[Dataset rows for apps and sites]
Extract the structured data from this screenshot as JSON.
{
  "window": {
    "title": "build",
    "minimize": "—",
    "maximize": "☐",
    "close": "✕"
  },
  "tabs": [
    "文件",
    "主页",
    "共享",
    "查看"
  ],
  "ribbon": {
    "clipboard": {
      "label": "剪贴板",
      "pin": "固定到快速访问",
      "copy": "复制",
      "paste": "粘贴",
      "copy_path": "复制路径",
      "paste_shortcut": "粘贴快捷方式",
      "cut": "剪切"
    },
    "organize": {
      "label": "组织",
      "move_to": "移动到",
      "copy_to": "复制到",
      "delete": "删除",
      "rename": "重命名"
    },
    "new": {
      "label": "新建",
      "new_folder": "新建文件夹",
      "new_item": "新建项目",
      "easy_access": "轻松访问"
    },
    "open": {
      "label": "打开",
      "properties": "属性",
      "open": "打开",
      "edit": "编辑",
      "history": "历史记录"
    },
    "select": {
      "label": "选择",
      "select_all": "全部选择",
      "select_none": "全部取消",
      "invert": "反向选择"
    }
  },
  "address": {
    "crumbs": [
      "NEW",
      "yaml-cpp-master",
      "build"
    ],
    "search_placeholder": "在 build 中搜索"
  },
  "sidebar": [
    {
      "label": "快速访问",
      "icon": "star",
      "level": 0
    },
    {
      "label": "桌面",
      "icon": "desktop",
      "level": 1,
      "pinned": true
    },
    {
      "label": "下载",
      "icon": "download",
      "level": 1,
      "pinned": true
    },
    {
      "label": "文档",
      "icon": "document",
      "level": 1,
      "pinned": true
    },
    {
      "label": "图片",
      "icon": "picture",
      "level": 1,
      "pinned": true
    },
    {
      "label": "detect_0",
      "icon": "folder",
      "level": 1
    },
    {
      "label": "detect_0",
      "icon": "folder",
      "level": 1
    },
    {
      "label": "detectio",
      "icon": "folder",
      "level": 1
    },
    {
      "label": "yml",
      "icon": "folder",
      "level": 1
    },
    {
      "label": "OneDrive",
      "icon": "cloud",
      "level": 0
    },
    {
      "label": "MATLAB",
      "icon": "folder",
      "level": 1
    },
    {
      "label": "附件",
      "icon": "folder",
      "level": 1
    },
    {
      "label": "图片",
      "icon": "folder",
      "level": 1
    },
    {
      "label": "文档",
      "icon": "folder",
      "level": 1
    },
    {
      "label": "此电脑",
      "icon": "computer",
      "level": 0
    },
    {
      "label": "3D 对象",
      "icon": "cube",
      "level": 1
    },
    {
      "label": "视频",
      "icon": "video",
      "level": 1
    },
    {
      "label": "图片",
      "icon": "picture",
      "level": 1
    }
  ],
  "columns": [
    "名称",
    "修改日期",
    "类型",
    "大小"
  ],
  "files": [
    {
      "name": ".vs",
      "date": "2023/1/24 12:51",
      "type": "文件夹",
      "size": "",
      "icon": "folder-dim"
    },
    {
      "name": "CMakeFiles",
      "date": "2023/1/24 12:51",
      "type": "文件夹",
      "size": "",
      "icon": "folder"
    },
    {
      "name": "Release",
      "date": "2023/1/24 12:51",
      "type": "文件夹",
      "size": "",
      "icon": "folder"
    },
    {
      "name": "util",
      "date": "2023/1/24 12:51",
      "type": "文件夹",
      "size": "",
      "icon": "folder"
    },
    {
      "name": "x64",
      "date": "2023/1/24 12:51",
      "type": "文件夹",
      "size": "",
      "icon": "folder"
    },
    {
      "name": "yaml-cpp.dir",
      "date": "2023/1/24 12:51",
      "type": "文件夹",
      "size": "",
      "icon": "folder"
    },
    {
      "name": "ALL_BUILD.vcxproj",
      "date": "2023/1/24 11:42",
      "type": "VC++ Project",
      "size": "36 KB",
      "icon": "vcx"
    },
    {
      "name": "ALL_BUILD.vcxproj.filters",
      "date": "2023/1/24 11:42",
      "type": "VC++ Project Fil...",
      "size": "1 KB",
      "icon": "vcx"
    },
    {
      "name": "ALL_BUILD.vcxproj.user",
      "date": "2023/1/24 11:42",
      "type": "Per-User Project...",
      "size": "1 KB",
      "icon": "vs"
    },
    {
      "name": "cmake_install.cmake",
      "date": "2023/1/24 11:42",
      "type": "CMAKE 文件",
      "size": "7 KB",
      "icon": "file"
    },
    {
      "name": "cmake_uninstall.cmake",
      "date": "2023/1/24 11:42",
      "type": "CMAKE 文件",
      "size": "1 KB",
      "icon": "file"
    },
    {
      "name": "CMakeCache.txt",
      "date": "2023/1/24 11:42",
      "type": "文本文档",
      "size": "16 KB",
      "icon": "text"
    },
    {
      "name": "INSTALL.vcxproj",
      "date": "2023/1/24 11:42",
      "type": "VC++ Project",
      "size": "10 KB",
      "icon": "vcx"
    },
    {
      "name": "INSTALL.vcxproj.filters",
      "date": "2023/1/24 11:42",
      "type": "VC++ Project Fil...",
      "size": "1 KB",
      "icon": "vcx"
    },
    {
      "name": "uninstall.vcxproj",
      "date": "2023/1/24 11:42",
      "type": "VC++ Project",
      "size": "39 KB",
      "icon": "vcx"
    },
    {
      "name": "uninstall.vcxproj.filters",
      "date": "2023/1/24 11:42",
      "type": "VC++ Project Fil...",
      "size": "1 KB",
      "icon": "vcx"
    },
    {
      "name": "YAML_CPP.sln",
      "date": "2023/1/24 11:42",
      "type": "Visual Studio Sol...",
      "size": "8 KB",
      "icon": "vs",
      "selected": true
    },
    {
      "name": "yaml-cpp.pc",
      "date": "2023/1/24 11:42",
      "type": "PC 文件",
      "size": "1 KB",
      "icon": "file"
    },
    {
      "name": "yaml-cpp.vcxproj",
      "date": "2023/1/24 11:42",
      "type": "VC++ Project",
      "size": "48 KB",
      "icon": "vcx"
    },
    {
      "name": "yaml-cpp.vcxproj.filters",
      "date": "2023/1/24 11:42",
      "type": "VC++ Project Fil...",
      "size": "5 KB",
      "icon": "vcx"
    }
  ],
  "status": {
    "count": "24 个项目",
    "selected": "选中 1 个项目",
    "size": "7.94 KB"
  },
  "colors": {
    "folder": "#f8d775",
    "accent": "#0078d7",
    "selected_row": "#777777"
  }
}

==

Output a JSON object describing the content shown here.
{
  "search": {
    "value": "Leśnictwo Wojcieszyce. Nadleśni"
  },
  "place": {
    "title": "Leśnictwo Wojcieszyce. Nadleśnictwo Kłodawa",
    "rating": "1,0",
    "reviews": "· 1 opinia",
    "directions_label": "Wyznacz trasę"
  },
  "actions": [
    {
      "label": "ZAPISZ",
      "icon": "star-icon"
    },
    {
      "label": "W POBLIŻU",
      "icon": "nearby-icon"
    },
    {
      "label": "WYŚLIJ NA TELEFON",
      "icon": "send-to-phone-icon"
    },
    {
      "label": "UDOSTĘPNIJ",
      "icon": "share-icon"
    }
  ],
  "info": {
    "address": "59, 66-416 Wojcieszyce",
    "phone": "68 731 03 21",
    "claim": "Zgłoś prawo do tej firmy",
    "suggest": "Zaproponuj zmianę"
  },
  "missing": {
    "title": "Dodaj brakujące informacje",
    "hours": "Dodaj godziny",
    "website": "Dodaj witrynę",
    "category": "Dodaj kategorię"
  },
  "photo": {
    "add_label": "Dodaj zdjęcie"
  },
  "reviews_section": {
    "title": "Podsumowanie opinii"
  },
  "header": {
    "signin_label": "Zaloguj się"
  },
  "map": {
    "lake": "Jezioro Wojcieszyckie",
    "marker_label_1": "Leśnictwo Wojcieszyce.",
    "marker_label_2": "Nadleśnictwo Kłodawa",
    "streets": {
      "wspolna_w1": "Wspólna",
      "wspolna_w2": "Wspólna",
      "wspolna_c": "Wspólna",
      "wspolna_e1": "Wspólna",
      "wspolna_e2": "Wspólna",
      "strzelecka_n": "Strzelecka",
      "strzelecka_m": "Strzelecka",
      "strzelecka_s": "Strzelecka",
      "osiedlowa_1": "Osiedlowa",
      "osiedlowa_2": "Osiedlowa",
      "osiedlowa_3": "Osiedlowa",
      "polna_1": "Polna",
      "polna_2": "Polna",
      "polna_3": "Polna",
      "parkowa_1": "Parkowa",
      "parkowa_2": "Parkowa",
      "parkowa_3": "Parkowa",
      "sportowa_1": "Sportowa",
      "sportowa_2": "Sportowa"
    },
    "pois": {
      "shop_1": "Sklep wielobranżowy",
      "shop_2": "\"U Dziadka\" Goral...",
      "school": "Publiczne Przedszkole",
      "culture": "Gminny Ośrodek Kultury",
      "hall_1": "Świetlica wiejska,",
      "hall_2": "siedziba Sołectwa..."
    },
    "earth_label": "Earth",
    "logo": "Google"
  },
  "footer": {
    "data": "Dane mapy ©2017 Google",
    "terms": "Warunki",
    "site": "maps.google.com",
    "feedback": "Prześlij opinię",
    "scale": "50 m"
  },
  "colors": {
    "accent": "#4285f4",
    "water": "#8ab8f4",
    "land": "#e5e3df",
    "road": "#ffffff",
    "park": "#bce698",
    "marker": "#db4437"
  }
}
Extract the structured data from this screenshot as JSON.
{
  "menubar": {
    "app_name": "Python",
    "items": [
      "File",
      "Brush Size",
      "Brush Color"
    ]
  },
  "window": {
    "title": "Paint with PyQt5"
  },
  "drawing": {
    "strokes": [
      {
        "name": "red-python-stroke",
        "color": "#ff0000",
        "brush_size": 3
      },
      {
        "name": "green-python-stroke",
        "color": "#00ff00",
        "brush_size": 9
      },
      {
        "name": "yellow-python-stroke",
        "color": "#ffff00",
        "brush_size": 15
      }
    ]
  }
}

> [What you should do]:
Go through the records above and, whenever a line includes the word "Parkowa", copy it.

> [Result for this task]:
      "parkowa_1": "Parkowa",
      "parkowa_2": "Parkowa",
      "parkowa_3": "Parkowa",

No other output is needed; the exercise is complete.